I suppose to absolutely prove the principle you would have to conduct experiments that demonstrate all currently known laws of physics are the same on the train when it’s moving at constant speed on a straight track as when it is at rest with respect to the track. Or at least conduct enough experiments to be convinced.

Hope this helps.

I think it's a pretty well-tested idea considering we experience it pretty much in our daily lives.

And actually, even though this is technically not correct since we're on earth which is a big ball with a gravitational field and we're neglecting acceleration, even if you're on a train moving at a constant velocity with windows and sound, you still wouldn't be able to prove that you were moving. All velocities are relative, that's the principle of relativity. This is getting a bit philosophical but how do you know it isn't the earth moving below the train that gives the appearance of motion (again ignoring that the earth is a big globe and other factors for sake of simplicity)? It's a question of your frame of reference.
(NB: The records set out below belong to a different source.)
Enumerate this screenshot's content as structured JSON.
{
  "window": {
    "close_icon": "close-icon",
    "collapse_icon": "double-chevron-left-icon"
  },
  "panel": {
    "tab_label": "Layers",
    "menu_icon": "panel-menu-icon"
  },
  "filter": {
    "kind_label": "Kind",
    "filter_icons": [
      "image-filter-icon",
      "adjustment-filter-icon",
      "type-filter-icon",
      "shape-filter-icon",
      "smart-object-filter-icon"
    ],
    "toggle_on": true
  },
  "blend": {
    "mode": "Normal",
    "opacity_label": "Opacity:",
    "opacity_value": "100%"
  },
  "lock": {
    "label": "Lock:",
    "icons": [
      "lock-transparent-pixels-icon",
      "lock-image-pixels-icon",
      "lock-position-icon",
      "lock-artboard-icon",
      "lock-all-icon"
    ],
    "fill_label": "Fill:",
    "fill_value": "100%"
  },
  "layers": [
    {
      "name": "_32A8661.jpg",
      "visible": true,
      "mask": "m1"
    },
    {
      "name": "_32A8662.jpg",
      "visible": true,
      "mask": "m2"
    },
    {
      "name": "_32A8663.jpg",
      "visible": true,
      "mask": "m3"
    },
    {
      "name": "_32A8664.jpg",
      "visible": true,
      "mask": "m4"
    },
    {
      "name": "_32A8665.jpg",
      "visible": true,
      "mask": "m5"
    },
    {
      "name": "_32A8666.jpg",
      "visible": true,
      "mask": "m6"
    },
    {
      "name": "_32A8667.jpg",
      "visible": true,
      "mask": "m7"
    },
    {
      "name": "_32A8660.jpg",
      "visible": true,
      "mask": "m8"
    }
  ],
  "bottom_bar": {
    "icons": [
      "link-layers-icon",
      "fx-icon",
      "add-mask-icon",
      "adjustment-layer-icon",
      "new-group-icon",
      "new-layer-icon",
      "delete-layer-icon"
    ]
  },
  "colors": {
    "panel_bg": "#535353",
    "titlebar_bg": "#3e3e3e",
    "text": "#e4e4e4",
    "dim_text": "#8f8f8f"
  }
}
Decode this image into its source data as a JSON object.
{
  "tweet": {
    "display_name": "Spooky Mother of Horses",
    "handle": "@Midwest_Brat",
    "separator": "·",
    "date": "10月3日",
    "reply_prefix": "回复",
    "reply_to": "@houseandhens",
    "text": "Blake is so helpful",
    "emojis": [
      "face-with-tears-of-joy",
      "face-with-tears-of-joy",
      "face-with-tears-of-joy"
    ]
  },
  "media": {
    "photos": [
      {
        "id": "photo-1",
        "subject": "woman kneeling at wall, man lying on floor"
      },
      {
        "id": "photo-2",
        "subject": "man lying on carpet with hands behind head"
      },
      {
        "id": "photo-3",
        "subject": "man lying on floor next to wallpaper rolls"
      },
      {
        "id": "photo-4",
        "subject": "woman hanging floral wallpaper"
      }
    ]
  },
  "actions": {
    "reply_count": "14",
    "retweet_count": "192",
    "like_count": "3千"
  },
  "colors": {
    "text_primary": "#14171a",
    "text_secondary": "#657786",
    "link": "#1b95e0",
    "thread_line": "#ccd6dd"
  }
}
That's relativity.

As for the mathematics, what you're looking for is something called the Galilean Transformations, or something called the Lorentz Transformations which take into account the invariance of the speed of light. Those equations give you the ability to transform from one reference frame into another.

If you're looking for say, your position along the x axis in one reference frame compared to another in galilean relativity, while one reference frame is moving away from the other, the equation is $$x'= x-vt$$ Where t is time and v is the velocity.

In special relativity, where the speed of light is constant, this equation becomes $$x'= γ(x-vt)$$

Where $$γ=\frac{1}{\sqrt{1-\frac{v^2}{c^2}}}$$ and c equals the speed of light. At low velocities, γ reduces to 1 and the whole equation reduces to the galilean transformation.

One chief difference between the lorentz transformations and the galilean transformations is that not only position changes between reference frames, but time does also, also known as time dilation.

As for why this principle of relativity is the case, i'm not really sure, it seems to be a fundamental symmetry of spacetime. There could be a quantum field theoretic explanation towards this but at this moment in time i am not aware of it.